» **AIM OF THE EXERCISE**: Write out every record exactly as it appears. Skip the pictures.

[Records from a data collection]
# # # # # # #

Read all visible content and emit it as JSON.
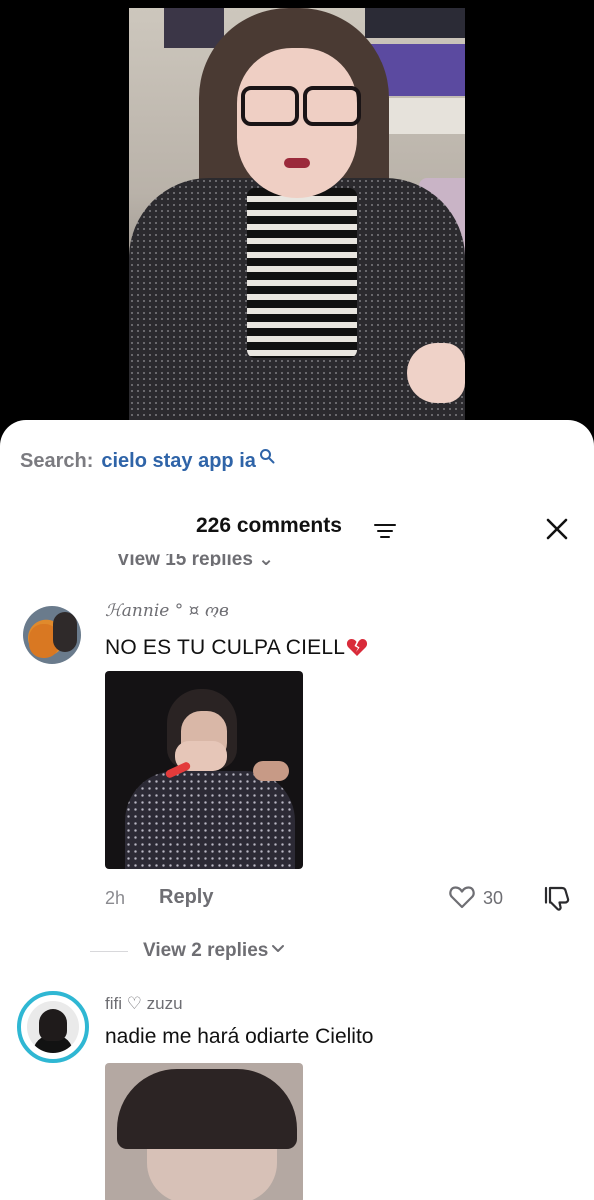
{
  "search": {
    "label": "Search:",
    "query": "cielo stay app ia"
  },
  "header": {
    "comments_count": "226 comments"
  },
  "replies_top": {
    "label": "View 15 replies ⌄"
  },
  "comments": [
    {
      "username": "ℋannie ° ¤ ოв",
      "text": "NO ES TU CULPA CIELL",
      "time": "2h",
      "reply_label": "Reply",
      "likes": "30",
      "view_replies": "View 2 replies"
    },
    {
      "username": "fifi ♡ zuzu",
      "text": "nadie me hará odiarte Cielito"
    }
  ],
  "colors": {
    "search_query": "#2f64a8",
    "avatar_ring": "#2fb7d3"
  }
}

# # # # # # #

» **TASK RESULT**:
Read all visible content and emit it as JSON.
{
  "search": {
    "label": "Search:",
    "query": "cielo stay app ia"
  },
  "header": {
    "comments_count": "226 comments"
  },
  "replies_top": {
    "label": "View 15 replies ⌄"
  },
  "comments": [
    {
      "username": "ℋannie ° ¤ ოв",
      "text": "NO ES TU CULPA CIELL",
      "time": "2h",
      "reply_label": "Reply",
      "likes": "30",
      "view_replies": "View 2 replies"
    },
    {
      "username": "fifi ♡ zuzu",
      "text": "nadie me hará odiarte Cielito"
    }
  ],
  "colors": {
    "search_query": "#2f64a8",
    "avatar_ring": "#2fb7d3"
  }
}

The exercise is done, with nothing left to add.